• How accountability interacts with assessments

  • How teachers conduct and use classroom assessment

  • How states and districts use assessments for accountability

  • How assessments influence postsecondary education choices



The pervasiveness, political importance, and potential influence of assessment on student learning make it a potent tool for change. Compared to other vehicles for change, such as long-term professional development, assessment is an attractive strategy to policy makers, since tests are relatively inexpensive to construct and administer. Moreover, assessment can be externally mandated and implemented rapidly, yielding visible results (Linn, 2000).
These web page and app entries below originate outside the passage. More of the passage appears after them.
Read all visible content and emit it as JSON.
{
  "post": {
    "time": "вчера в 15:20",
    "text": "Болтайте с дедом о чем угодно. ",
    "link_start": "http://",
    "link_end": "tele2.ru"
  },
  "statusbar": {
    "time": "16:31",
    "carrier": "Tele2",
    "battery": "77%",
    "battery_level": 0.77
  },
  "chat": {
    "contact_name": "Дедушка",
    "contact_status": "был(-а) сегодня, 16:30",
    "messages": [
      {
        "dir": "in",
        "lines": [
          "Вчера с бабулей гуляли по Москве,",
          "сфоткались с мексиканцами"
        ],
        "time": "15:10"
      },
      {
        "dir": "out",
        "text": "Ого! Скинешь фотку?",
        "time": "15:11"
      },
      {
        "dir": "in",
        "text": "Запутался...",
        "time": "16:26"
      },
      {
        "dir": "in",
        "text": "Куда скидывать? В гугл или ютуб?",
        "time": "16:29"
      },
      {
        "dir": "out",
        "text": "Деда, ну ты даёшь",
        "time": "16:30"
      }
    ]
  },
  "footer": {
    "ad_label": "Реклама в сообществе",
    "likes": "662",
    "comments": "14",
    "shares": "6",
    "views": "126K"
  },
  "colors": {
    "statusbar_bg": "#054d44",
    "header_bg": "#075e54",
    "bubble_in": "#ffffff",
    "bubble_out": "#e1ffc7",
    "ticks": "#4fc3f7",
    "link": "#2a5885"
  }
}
As the standards movement extended beyond standards designed by the educational community for use by educators to a vehicle for motivating school change, states began designing assessments to measure student learning against those standards. Other policies also contributed to the increased role of assessment. For example, Title I of Improving America’s Schools Act of 1994 (PL 103–382 108) and the Individuals with Disabilities Education Act Amendments of 1997 (PL 105–17 111) require that states develop high-quality assessments to measure performance on high standards for all students, including those with disabilities. In addition, states participating in the second Education Summit in Palisades, New York, in March 1996 agreed to establish clear academic standards for student achievement in core subject areas and to assist schools in accurately measuring student progress toward reaching these standards (National Education Goals Panel, 1996).

Assessments provide a systematic way to inform students,

The National Academies of Sciences, Engineering, and Medicine
500 Fifth St. N.W. | Washington, D.C. 20001

Copyright © National Academy of Sciences. All rights reserved.
Terms of Use and Privacy Statement